* **ENTRIES PROVIDED**:

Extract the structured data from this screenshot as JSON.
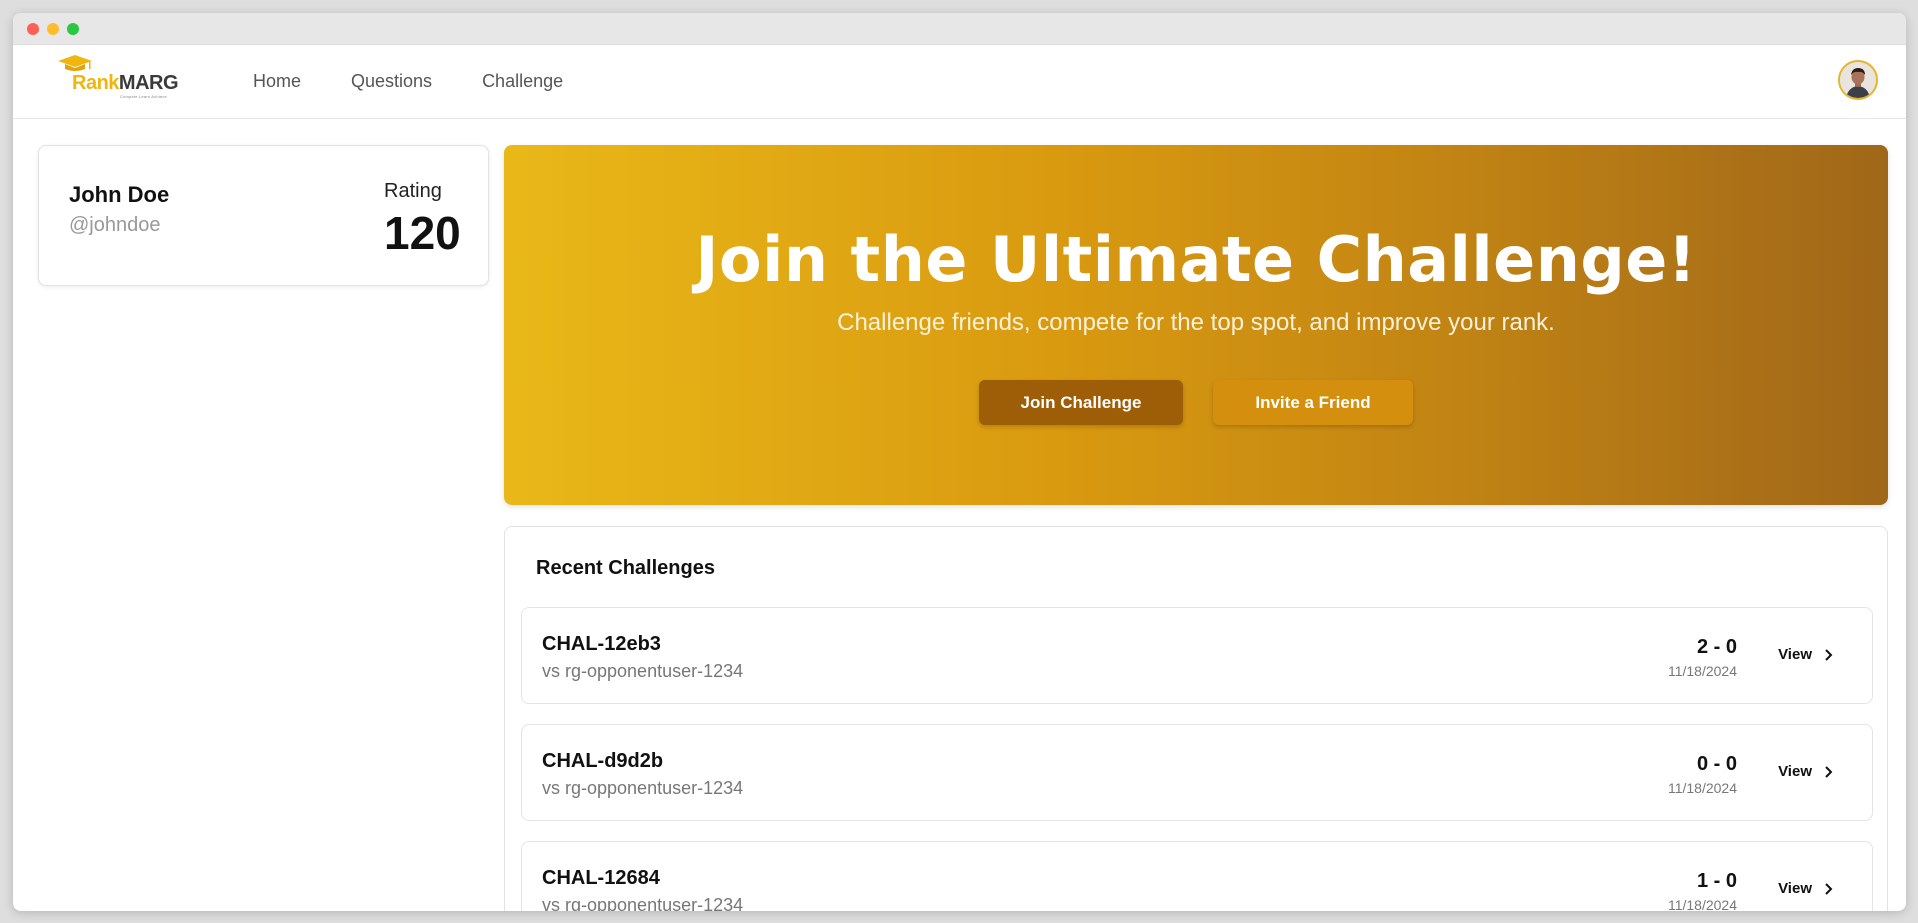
{
  "brand": {
    "name_part1": "Rank",
    "name_part2": "MARG",
    "tagline": "Compete Learn Achieve"
  },
  "nav": {
    "items": [
      "Home",
      "Questions",
      "Challenge"
    ]
  },
  "profile": {
    "name": "John Doe",
    "handle": "@johndoe",
    "rating_label": "Rating",
    "rating_value": "120"
  },
  "hero": {
    "title": "Join the Ultimate Challenge!",
    "subtitle": "Challenge friends, compete for the top spot, and improve your rank.",
    "join_label": "Join Challenge",
    "invite_label": "Invite a Friend"
  },
  "recent": {
    "title": "Recent Challenges",
    "view_label": "View",
    "items": [
      {
        "id": "CHAL-12eb3",
        "opponent": "vs rg-opponentuser-1234",
        "score": "2 - 0",
        "date": "11/18/2024"
      },
      {
        "id": "CHAL-d9d2b",
        "opponent": "vs rg-opponentuser-1234",
        "score": "0 - 0",
        "date": "11/18/2024"
      },
      {
        "id": "CHAL-12684",
        "opponent": "vs rg-opponentuser-1234",
        "score": "1 - 0",
        "date": "11/18/2024"
      }
    ]
  },
  "colors": {
    "accent": "#efb60f",
    "hero_start": "#e9b818",
    "hero_end": "#a06719",
    "join_button": "#9e5e08",
    "invite_button": "#d38f0d"
  },
  "icons": {
    "logo": "graduation-cap-icon",
    "view": "chevron-right-icon",
    "avatar": "user-avatar"
  }
}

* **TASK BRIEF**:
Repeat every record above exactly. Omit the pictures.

* **RESPONSE TO THIS TASK**:
Extract the structured data from this screenshot as JSON.
{
  "brand": {
    "name_part1": "Rank",
    "name_part2": "MARG",
    "tagline": "Compete Learn Achieve"
  },
  "nav": {
    "items": [
      "Home",
      "Questions",
      "Challenge"
    ]
  },
  "profile": {
    "name": "John Doe",
    "handle": "@johndoe",
    "rating_label": "Rating",
    "rating_value": "120"
  },
  "hero": {
    "title": "Join the Ultimate Challenge!",
    "subtitle": "Challenge friends, compete for the top spot, and improve your rank.",
    "join_label": "Join Challenge",
    "invite_label": "Invite a Friend"
  },
  "recent": {
    "title": "Recent Challenges",
    "view_label": "View",
    "items": [
      {
        "id": "CHAL-12eb3",
        "opponent": "vs rg-opponentuser-1234",
        "score": "2 - 0",
        "date": "11/18/2024"
      },
      {
        "id": "CHAL-d9d2b",
        "opponent": "vs rg-opponentuser-1234",
        "score": "0 - 0",
        "date": "11/18/2024"
      },
      {
        "id": "CHAL-12684",
        "opponent": "vs rg-opponentuser-1234",
        "score": "1 - 0",
        "date": "11/18/2024"
      }
    ]
  },
  "colors": {
    "accent": "#efb60f",
    "hero_start": "#e9b818",
    "hero_end": "#a06719",
    "join_button": "#9e5e08",
    "invite_button": "#d38f0d"
  },
  "icons": {
    "logo": "graduation-cap-icon",
    "view": "chevron-right-icon",
    "avatar": "user-avatar"
  }
}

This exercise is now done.